We developed a concept for a Fisher Brothers design competition, ‘Beyond the Centerline’ project. It is a testament to forging an unbreakable connection with nature and amplifying public wellbeing from individual to a citywide scale. Our elevated park concept spans from Grand Central Station to Central Park, revitalising Manhattan with an immersive public hub of urban greenery and biodiversity.
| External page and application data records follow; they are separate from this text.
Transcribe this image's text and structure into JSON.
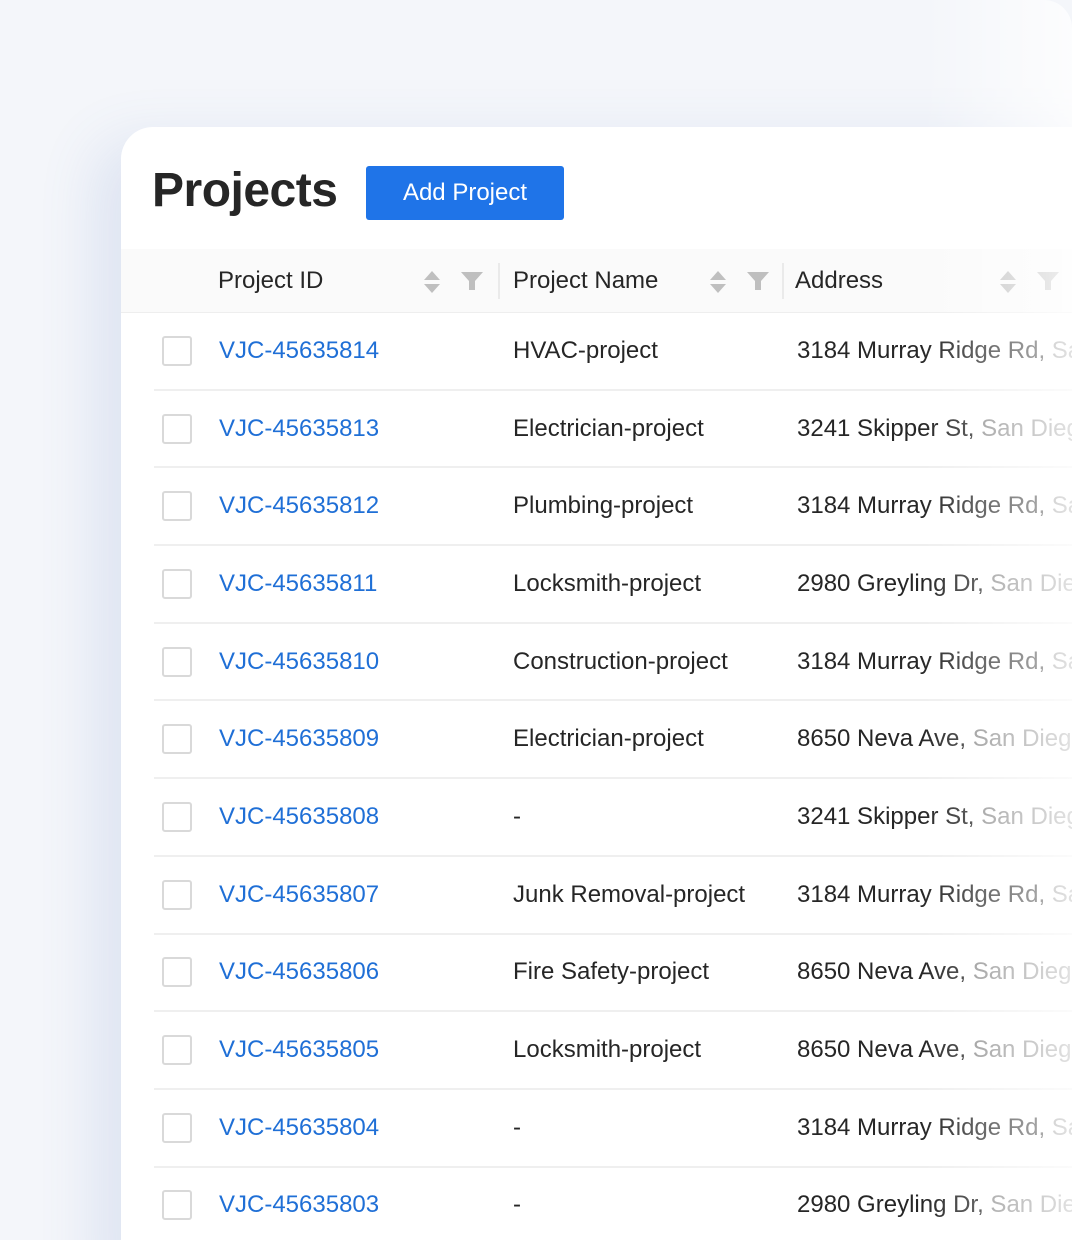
{
  "page": {
    "title": "Projects",
    "add_button_label": "Add Project"
  },
  "table": {
    "columns": [
      {
        "label": "Project ID",
        "sortable": true,
        "filterable": true
      },
      {
        "label": "Project Name",
        "sortable": true,
        "filterable": true
      },
      {
        "label": "Address",
        "sortable": true,
        "filterable": true
      }
    ],
    "rows": [
      {
        "id": "VJC-45635814",
        "name": "HVAC-project",
        "street": "3184 Murray Ridge Rd,",
        "city": " San Diego"
      },
      {
        "id": "VJC-45635813",
        "name": "Electrician-project",
        "street": "3241 Skipper St,",
        "city": " San Diego"
      },
      {
        "id": "VJC-45635812",
        "name": "Plumbing-project",
        "street": "3184 Murray Ridge Rd,",
        "city": " San Diego"
      },
      {
        "id": "VJC-45635811",
        "name": "Locksmith-project",
        "street": "2980 Greyling Dr,",
        "city": " San Diego"
      },
      {
        "id": "VJC-45635810",
        "name": "Construction-project",
        "street": "3184 Murray Ridge Rd,",
        "city": " San Diego"
      },
      {
        "id": "VJC-45635809",
        "name": "Electrician-project",
        "street": "8650 Neva Ave,",
        "city": " San Diego"
      },
      {
        "id": "VJC-45635808",
        "name": "-",
        "street": "3241 Skipper St,",
        "city": " San Diego"
      },
      {
        "id": "VJC-45635807",
        "name": "Junk Removal-project",
        "street": "3184 Murray Ridge Rd,",
        "city": " San Diego"
      },
      {
        "id": "VJC-45635806",
        "name": "Fire Safety-project",
        "street": "8650 Neva Ave,",
        "city": " San Diego"
      },
      {
        "id": "VJC-45635805",
        "name": "Locksmith-project",
        "street": "8650 Neva Ave,",
        "city": " San Diego"
      },
      {
        "id": "VJC-45635804",
        "name": "-",
        "street": "3184 Murray Ridge Rd,",
        "city": " San Diego"
      },
      {
        "id": "VJC-45635803",
        "name": "-",
        "street": "2980 Greyling Dr,",
        "city": " San Diego"
      }
    ]
  },
  "colors": {
    "primary": "#1f74e8",
    "link": "#1f6fd6",
    "text": "#262626",
    "muted_text": "#8a8a8a",
    "page_background": "#f4f6fa",
    "header_background": "#fafafa"
  },
  "icons": {
    "sort": "sort-icon",
    "filter": "filter-icon",
    "checkbox": "checkbox"
  }
}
We developed this concept to restore a park-like environment to the Avenue, benefiting both its residents and workers. Until 1927, the Avenue housed a pedestrian path. Due to heightened traffic, it now serves as a crossing for a busy six-lane road near Grand Central Terminal. Our initiative aimed to reintroduce park access by raising it above street level – like the sloped Central Park and the flat Highline. This elevated pathway over Park Avenue provides a unique experience, combining natural elements, artistic features and opportunities for foot traffic. It fosters connections between the interior and exterior spaces. Additionally, it promotes access to nature and offers new commercial prospects like second-story retail and restaurants within Park Avenue buildings.
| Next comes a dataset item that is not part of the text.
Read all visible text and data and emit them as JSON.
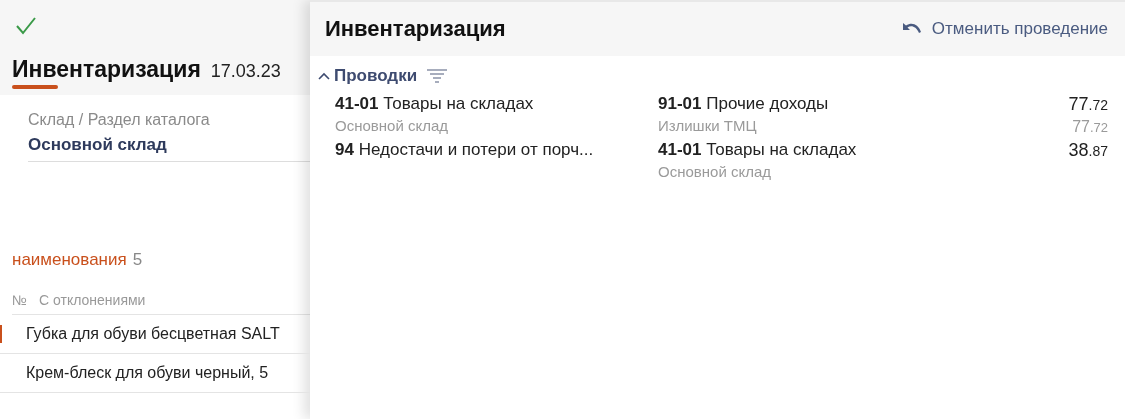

The superstructure is made up of reinforced steel and semi-permeable concrete. It also integrates indigenous vegetation. We aimed to create an original Park Avenue experience while celebrating New York’s ability to nurture visionary aspirations. Raising the park from street level increases the potential for offices and buildings to elevate themselves. This also provides an opportunity for significant public interaction, encouraged by extraordinary, large-scale architecture. An immersive sensory experience heightens feelings of wellness for those working inside the surrounding buildings. This approach aims to positively influence a shift in Manhattan’s midtown aesthetic and reputation.
This is a strip of undomesticated forest tucked back into New York City’s long stretch of urban dominance. By deliberately introducing indigenous plant species, we seek to establish a substantial forested area. This endeavour serves as a poignant reminder of the pristine wilderness that once characterised this space – while crafting a resilient landscape capable of thriving within a contemporary urban environment.Chris Swartout, Director, M Moser Associates
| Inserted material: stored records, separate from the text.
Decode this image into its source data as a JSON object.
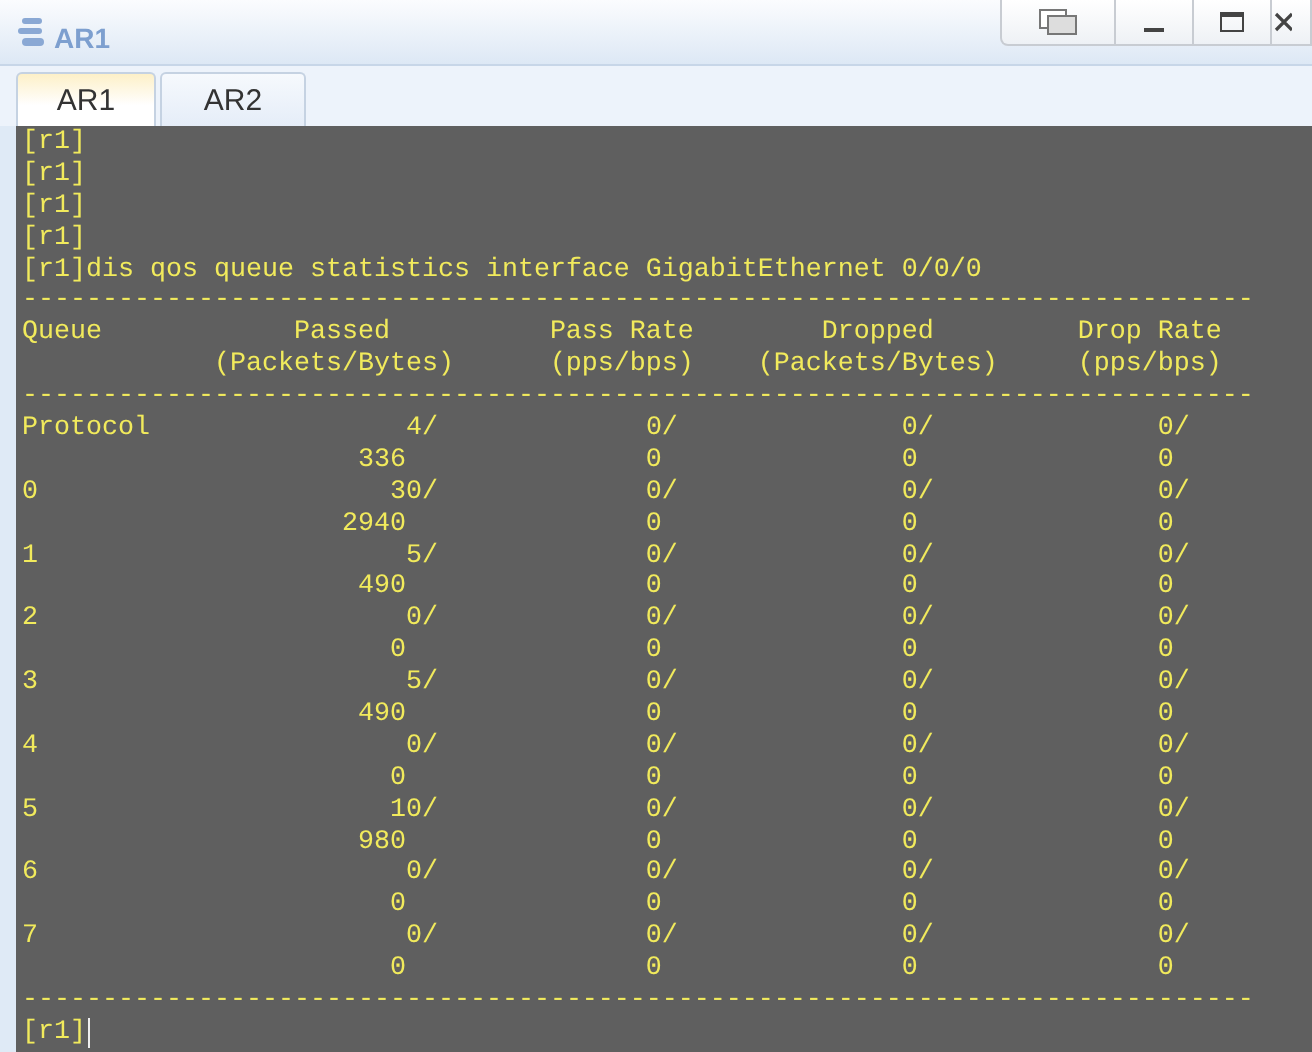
{
  "window": {
    "title": "AR1",
    "controls": [
      {
        "kind": "restore"
      },
      {
        "kind": "minimize"
      },
      {
        "kind": "maximize"
      },
      {
        "kind": "close"
      }
    ]
  },
  "tabs": [
    {
      "label": "AR1",
      "selected": true
    },
    {
      "label": "AR2",
      "selected": false
    }
  ],
  "terminal": {
    "prompts": [
      "[r1]",
      "[r1]",
      "[r1]",
      "[r1]"
    ],
    "command": "[r1]dis qos queue statistics interface GigabitEthernet 0/0/0",
    "separator": "-----------------------------------------------------------------------------",
    "headers": [
      {
        "title": "Queue"
      },
      {
        "title": "Passed",
        "unit": "(Packets/Bytes)"
      },
      {
        "title": "Pass Rate",
        "unit": "(pps/bps)"
      },
      {
        "title": "Dropped",
        "unit": "(Packets/Bytes)"
      },
      {
        "title": "Drop Rate",
        "unit": "(pps/bps)"
      }
    ],
    "rows": [
      {
        "queue": "Protocol",
        "passed": [
          "4/",
          "336"
        ],
        "pass_rate": [
          "0/",
          "0"
        ],
        "dropped": [
          "0/",
          "0"
        ],
        "drop_rate": [
          "0/",
          "0"
        ]
      },
      {
        "queue": "0",
        "passed": [
          "30/",
          "2940"
        ],
        "pass_rate": [
          "0/",
          "0"
        ],
        "dropped": [
          "0/",
          "0"
        ],
        "drop_rate": [
          "0/",
          "0"
        ]
      },
      {
        "queue": "1",
        "passed": [
          "5/",
          "490"
        ],
        "pass_rate": [
          "0/",
          "0"
        ],
        "dropped": [
          "0/",
          "0"
        ],
        "drop_rate": [
          "0/",
          "0"
        ]
      },
      {
        "queue": "2",
        "passed": [
          "0/",
          "0"
        ],
        "pass_rate": [
          "0/",
          "0"
        ],
        "dropped": [
          "0/",
          "0"
        ],
        "drop_rate": [
          "0/",
          "0"
        ]
      },
      {
        "queue": "3",
        "passed": [
          "5/",
          "490"
        ],
        "pass_rate": [
          "0/",
          "0"
        ],
        "dropped": [
          "0/",
          "0"
        ],
        "drop_rate": [
          "0/",
          "0"
        ]
      },
      {
        "queue": "4",
        "passed": [
          "0/",
          "0"
        ],
        "pass_rate": [
          "0/",
          "0"
        ],
        "dropped": [
          "0/",
          "0"
        ],
        "drop_rate": [
          "0/",
          "0"
        ]
      },
      {
        "queue": "5",
        "passed": [
          "10/",
          "980"
        ],
        "pass_rate": [
          "0/",
          "0"
        ],
        "dropped": [
          "0/",
          "0"
        ],
        "drop_rate": [
          "0/",
          "0"
        ]
      },
      {
        "queue": "6",
        "passed": [
          "0/",
          "0"
        ],
        "pass_rate": [
          "0/",
          "0"
        ],
        "dropped": [
          "0/",
          "0"
        ],
        "drop_rate": [
          "0/",
          "0"
        ]
      },
      {
        "queue": "7",
        "passed": [
          "0/",
          "0"
        ],
        "pass_rate": [
          "0/",
          "0"
        ],
        "dropped": [
          "0/",
          "0"
        ],
        "drop_rate": [
          "0/",
          "0"
        ]
      }
    ],
    "final_prompt": "[r1]"
  }
}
We merged concepts of the High Line (flat) and Central Park (hills) with the idea of breaking up the rigidity of Manhattan’s grid line planning. This created an ‘undulating’, or ‘rolling’, park feature. Furthermore, the park is reflective of the humanity that breathes life into the city. Our concept is human-centric and representative of those who live, work and play in the area. Inspiration draws from the notion that humans are the bedrock of urban landscapes – underscoring their pivotal role in shaping the city’s dynamics.
Elevating the public pedestrian pathway above the urban landscape creates a focal point for physical activity and nature. Simultaneously, our design choice redirects traffic while reducing pollution at the lower level. This positively contributes to public health.
The park’s enhanced lighting is characterised by an arched design. It draws inspiration from the architectural elements of the original Grand Central Depot train shed, constructed in 1871. This design echoes the curved glass panels that once decorated the elevated tracks. Our creative vision brings back the historical light that once lit up the night, skillfully blending this style above the raised park.
The striking ‘centerline’ structure is strategically designed to amplify city-scale wellness and sustainability. It also aims to bolster the retail value for developers and support economic prosperity in the area. At the same time, the integration with the Central Station tram link enhances connectivity and reduces traffic congestion.
New York City
165,000 sq ft